__Provided entries__.

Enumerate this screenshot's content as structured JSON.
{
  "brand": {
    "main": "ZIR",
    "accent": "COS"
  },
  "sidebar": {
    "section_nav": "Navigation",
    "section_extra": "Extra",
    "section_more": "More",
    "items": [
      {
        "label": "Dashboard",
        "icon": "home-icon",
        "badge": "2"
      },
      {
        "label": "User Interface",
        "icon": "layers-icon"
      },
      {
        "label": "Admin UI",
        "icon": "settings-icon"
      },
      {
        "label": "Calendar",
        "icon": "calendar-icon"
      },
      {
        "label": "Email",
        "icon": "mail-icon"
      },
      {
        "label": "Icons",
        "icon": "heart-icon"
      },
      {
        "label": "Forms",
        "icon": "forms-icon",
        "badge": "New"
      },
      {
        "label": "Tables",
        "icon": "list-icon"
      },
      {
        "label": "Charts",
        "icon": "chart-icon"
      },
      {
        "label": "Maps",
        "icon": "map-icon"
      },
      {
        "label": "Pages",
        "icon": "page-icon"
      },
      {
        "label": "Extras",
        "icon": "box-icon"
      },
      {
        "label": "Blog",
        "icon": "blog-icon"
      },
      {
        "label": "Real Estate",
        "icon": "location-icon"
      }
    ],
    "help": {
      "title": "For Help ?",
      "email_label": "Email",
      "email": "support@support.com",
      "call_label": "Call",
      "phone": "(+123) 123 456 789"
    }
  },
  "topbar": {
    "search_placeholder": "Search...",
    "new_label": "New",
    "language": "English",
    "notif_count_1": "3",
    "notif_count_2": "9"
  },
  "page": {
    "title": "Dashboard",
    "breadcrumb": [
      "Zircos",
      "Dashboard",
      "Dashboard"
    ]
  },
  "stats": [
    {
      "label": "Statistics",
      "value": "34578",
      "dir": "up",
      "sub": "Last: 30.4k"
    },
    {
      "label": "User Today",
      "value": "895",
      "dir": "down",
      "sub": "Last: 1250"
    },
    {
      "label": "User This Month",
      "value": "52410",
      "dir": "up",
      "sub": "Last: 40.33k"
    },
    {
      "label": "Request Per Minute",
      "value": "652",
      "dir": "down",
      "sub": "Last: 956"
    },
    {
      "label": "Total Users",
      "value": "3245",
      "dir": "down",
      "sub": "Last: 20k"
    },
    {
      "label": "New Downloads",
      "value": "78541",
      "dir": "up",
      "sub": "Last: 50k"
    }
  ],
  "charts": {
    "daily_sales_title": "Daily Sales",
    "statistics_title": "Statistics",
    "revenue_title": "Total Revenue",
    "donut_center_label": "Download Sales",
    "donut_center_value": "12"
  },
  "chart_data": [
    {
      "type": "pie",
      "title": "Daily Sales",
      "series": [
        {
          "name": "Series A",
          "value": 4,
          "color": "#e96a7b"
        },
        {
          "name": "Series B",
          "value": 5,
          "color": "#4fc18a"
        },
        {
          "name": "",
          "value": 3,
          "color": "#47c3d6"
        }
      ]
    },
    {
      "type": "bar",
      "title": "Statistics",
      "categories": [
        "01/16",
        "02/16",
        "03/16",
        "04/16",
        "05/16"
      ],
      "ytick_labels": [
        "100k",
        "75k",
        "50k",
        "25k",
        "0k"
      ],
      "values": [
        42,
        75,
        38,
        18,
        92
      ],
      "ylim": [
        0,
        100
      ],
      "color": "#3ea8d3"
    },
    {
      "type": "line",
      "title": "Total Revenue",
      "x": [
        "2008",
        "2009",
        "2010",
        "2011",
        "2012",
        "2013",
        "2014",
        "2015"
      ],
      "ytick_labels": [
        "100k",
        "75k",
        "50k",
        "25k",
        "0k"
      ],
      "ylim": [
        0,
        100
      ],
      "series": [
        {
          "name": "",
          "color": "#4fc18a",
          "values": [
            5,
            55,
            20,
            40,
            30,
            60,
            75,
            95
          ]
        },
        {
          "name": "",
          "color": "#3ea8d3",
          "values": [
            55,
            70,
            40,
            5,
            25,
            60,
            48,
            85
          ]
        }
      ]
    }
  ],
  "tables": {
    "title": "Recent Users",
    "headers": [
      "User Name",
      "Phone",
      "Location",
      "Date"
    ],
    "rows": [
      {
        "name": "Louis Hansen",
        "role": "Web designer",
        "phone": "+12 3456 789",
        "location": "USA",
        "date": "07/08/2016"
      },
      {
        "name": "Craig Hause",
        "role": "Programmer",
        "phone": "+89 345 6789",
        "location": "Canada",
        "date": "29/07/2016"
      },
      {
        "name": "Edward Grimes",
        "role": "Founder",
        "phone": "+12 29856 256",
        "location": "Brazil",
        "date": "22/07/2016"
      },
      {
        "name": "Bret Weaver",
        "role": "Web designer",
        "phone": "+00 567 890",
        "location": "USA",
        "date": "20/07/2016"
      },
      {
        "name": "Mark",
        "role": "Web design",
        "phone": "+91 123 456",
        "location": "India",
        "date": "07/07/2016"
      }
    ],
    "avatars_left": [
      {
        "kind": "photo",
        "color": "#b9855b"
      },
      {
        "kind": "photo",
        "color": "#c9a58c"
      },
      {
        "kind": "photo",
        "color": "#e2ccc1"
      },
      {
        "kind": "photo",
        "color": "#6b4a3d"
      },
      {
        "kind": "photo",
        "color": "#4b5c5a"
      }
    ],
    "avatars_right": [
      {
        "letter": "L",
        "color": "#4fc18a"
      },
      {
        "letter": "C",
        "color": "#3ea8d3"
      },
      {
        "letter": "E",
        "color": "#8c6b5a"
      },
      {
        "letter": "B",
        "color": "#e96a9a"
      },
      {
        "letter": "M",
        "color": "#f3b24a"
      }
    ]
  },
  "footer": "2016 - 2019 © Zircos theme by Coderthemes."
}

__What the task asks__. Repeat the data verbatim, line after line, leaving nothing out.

__Exercise result__.
Enumerate this screenshot's content as structured JSON.
{
  "brand": {
    "main": "ZIR",
    "accent": "COS"
  },
  "sidebar": {
    "section_nav": "Navigation",
    "section_extra": "Extra",
    "section_more": "More",
    "items": [
      {
        "label": "Dashboard",
        "icon": "home-icon",
        "badge": "2"
      },
      {
        "label": "User Interface",
        "icon": "layers-icon"
      },
      {
        "label": "Admin UI",
        "icon": "settings-icon"
      },
      {
        "label": "Calendar",
        "icon": "calendar-icon"
      },
      {
        "label": "Email",
        "icon": "mail-icon"
      },
      {
        "label": "Icons",
        "icon": "heart-icon"
      },
      {
        "label": "Forms",
        "icon": "forms-icon",
        "badge": "New"
      },
      {
        "label": "Tables",
        "icon": "list-icon"
      },
      {
        "label": "Charts",
        "icon": "chart-icon"
      },
      {
        "label": "Maps",
        "icon": "map-icon"
      },
      {
        "label": "Pages",
        "icon": "page-icon"
      },
      {
        "label": "Extras",
        "icon": "box-icon"
      },
      {
        "label": "Blog",
        "icon": "blog-icon"
      },
      {
        "label": "Real Estate",
        "icon": "location-icon"
      }
    ],
    "help": {
      "title": "For Help ?",
      "email_label": "Email",
      "email": "support@support.com",
      "call_label": "Call",
      "phone": "(+123) 123 456 789"
    }
  },
  "topbar": {
    "search_placeholder": "Search...",
    "new_label": "New",
    "language": "English",
    "notif_count_1": "3",
    "notif_count_2": "9"
  },
  "page": {
    "title": "Dashboard",
    "breadcrumb": [
      "Zircos",
      "Dashboard",
      "Dashboard"
    ]
  },
  "stats": [
    {
      "label": "Statistics",
      "value": "34578",
      "dir": "up",
      "sub": "Last: 30.4k"
    },
    {
      "label": "User Today",
      "value": "895",
      "dir": "down",
      "sub": "Last: 1250"
    },
    {
      "label": "User This Month",
      "value": "52410",
      "dir": "up",
      "sub": "Last: 40.33k"
    },
    {
      "label": "Request Per Minute",
      "value": "652",
      "dir": "down",
      "sub": "Last: 956"
    },
    {
      "label": "Total Users",
      "value": "3245",
      "dir": "down",
      "sub": "Last: 20k"
    },
    {
      "label": "New Downloads",
      "value": "78541",
      "dir": "up",
      "sub": "Last: 50k"
    }
  ],
  "charts": {
    "daily_sales_title": "Daily Sales",
    "statistics_title": "Statistics",
    "revenue_title": "Total Revenue",
    "donut_center_label": "Download Sales",
    "donut_center_value": "12"
  },
  "chart_data": [
    {
      "type": "pie",
      "title": "Daily Sales",
      "series": [
        {
          "name": "Series A",
          "value": 4,
          "color": "#e96a7b"
        },
        {
          "name": "Series B",
          "value": 5,
          "color": "#4fc18a"
        },
        {
          "name": "",
          "value": 3,
          "color": "#47c3d6"
        }
      ]
    },
    {
      "type": "bar",
      "title": "Statistics",
      "categories": [
        "01/16",
        "02/16",
        "03/16",
        "04/16",
        "05/16"
      ],
      "ytick_labels": [
        "100k",
        "75k",
        "50k",
        "25k",
        "0k"
      ],
      "values": [
        42,
        75,
        38,
        18,
        92
      ],
      "ylim": [
        0,
        100
      ],
      "color": "#3ea8d3"
    },
    {
      "type": "line",
      "title": "Total Revenue",
      "x": [
        "2008",
        "2009",
        "2010",
        "2011",
        "2012",
        "2013",
        "2014",
        "2015"
      ],
      "ytick_labels": [
        "100k",
        "75k",
        "50k",
        "25k",
        "0k"
      ],
      "ylim": [
        0,
        100
      ],
      "series": [
        {
          "name": "",
          "color": "#4fc18a",
          "values": [
            5,
            55,
            20,
            40,
            30,
            60,
            75,
            95
          ]
        },
        {
          "name": "",
          "color": "#3ea8d3",
          "values": [
            55,
            70,
            40,
            5,
            25,
            60,
            48,
            85
          ]
        }
      ]
    }
  ],
  "tables": {
    "title": "Recent Users",
    "headers": [
      "User Name",
      "Phone",
      "Location",
      "Date"
    ],
    "rows": [
      {
        "name": "Louis Hansen",
        "role": "Web designer",
        "phone": "+12 3456 789",
        "location": "USA",
        "date": "07/08/2016"
      },
      {
        "name": "Craig Hause",
        "role": "Programmer",
        "phone": "+89 345 6789",
        "location": "Canada",
        "date": "29/07/2016"
      },
      {
        "name": "Edward Grimes",
        "role": "Founder",
        "phone": "+12 29856 256",
        "location": "Brazil",
        "date": "22/07/2016"
      },
      {
        "name": "Bret Weaver",
        "role": "Web designer",
        "phone": "+00 567 890",
        "location": "USA",
        "date": "20/07/2016"
      },
      {
        "name": "Mark",
        "role": "Web design",
        "phone": "+91 123 456",
        "location": "India",
        "date": "07/07/2016"
      }
    ],
    "avatars_left": [
      {
        "kind": "photo",
        "color": "#b9855b"
      },
      {
        "kind": "photo",
        "color": "#c9a58c"
      },
      {
        "kind": "photo",
        "color": "#e2ccc1"
      },
      {
        "kind": "photo",
        "color": "#6b4a3d"
      },
      {
        "kind": "photo",
        "color": "#4b5c5a"
      }
    ],
    "avatars_right": [
      {
        "letter": "L",
        "color": "#4fc18a"
      },
      {
        "letter": "C",
        "color": "#3ea8d3"
      },
      {
        "letter": "E",
        "color": "#8c6b5a"
      },
      {
        "letter": "B",
        "color": "#e96a9a"
      },
      {
        "letter": "M",
        "color": "#f3b24a"
      }
    ]
  },
  "footer": "2016 - 2019 © Zircos theme by Coderthemes."
}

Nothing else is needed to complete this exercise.